The goal of both Montessori and traditional schools is the same: to provide learning experiences for the child. The biggest differences lie in the kind of learning experiences each school provides and methods they use to accomplish this goal.
Montessori educators believe these differences are important because they help shape how a child learns, his work habits, and his future attitudes towards himself and the world around him.
|Montessori Method||Traditional Method|
|Teacher has unobtrusive role in the classroom||Teacher plays the role of “controller” in the classroom|
|Mainly individual instruction||Group and individual instruction|
|Mixed age grouping||Little age spread within class|
|Grouping encourages children to teach and to help each other||Most teaching is done by the teacher|
|Child chooses his own work||Curriculum is structured for the child|
|Child discovers own concepts from self-teaching materials||Child is guided to concepts by teacher|
|Child works as long as he wishes on chosen project||Child is generally allotted specific time for work|
|Child sets own learning pace||Instruction pace is usually set by group norm|
|Child spots own errors from comments of their material||If work is corrected, errors are usually pointed out by the teacher|
|Child reinforces own learning by repetition of work and internal feelings of success||Learning is reinforced externally by rewards|
|Multi-sensory materials for physical exploration||Fewer materials are used for sensory development|
|Organized program for learning care of self and environment (polishing shoes, cleaning the sink, etc)||Less emphasis on self-care instruction|

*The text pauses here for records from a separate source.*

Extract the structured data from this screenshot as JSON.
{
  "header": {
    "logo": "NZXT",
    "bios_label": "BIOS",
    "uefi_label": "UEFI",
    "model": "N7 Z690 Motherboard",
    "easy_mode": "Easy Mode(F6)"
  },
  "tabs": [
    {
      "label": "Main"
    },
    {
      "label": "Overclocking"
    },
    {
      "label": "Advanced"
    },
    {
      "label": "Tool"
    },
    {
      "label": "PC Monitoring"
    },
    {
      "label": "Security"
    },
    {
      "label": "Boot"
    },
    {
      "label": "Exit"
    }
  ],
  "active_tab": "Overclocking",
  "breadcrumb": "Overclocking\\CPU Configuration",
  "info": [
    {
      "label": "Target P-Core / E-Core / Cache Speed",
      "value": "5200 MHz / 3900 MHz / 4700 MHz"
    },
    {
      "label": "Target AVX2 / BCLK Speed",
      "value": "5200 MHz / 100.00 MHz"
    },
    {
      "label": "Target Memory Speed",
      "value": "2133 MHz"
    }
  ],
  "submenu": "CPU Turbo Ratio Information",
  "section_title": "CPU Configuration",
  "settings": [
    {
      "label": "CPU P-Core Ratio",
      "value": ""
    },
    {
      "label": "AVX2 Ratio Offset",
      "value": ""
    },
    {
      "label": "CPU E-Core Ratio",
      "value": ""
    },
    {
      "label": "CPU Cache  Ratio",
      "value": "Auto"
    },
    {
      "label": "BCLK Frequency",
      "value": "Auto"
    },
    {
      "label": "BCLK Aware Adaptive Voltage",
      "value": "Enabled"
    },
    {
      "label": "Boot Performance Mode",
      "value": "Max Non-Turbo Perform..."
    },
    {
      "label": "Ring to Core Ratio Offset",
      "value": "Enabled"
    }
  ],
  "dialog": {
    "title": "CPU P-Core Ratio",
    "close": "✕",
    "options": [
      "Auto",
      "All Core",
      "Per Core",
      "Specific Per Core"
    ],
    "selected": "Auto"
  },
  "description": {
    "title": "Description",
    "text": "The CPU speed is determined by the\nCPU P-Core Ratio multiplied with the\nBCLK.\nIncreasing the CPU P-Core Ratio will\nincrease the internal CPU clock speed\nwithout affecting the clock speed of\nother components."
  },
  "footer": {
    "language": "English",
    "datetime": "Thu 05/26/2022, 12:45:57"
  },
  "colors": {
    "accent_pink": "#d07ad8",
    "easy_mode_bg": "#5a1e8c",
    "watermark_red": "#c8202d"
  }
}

|Child can work where he chooses, move around and talk at will, yet not disturb the work of others. Group work is voluntary||Child is usually assigned his own chair. He is encouraged to participate and listen during group lessons, but must essentially sit still|